(Available data)
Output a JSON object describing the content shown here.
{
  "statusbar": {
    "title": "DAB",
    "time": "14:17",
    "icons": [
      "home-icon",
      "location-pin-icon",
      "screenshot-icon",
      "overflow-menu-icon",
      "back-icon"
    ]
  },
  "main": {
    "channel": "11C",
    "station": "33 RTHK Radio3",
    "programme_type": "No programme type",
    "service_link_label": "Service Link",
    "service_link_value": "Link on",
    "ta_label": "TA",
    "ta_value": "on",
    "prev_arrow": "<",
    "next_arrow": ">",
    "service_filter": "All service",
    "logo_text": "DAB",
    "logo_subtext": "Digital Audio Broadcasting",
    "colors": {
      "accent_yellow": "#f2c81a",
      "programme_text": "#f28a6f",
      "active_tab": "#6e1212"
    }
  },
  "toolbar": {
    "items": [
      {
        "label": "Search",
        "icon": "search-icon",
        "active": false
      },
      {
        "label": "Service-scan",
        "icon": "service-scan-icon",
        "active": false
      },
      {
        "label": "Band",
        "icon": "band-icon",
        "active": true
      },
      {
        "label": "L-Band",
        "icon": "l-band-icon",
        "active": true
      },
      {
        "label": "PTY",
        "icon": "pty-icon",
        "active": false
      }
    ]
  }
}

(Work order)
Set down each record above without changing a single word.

(Answer box)
Output a JSON object describing the content shown here.
{
  "statusbar": {
    "title": "DAB",
    "time": "14:17",
    "icons": [
      "home-icon",
      "location-pin-icon",
      "screenshot-icon",
      "overflow-menu-icon",
      "back-icon"
    ]
  },
  "main": {
    "channel": "11C",
    "station": "33 RTHK Radio3",
    "programme_type": "No programme type",
    "service_link_label": "Service Link",
    "service_link_value": "Link on",
    "ta_label": "TA",
    "ta_value": "on",
    "prev_arrow": "<",
    "next_arrow": ">",
    "service_filter": "All service",
    "logo_text": "DAB",
    "logo_subtext": "Digital Audio Broadcasting",
    "colors": {
      "accent_yellow": "#f2c81a",
      "programme_text": "#f28a6f",
      "active_tab": "#6e1212"
    }
  },
  "toolbar": {
    "items": [
      {
        "label": "Search",
        "icon": "search-icon",
        "active": false
      },
      {
        "label": "Service-scan",
        "icon": "service-scan-icon",
        "active": false
      },
      {
        "label": "Band",
        "icon": "band-icon",
        "active": true
      },
      {
        "label": "L-Band",
        "icon": "l-band-icon",
        "active": true
      },
      {
        "label": "PTY",
        "icon": "pty-icon",
        "active": false
      }
    ]
  }
}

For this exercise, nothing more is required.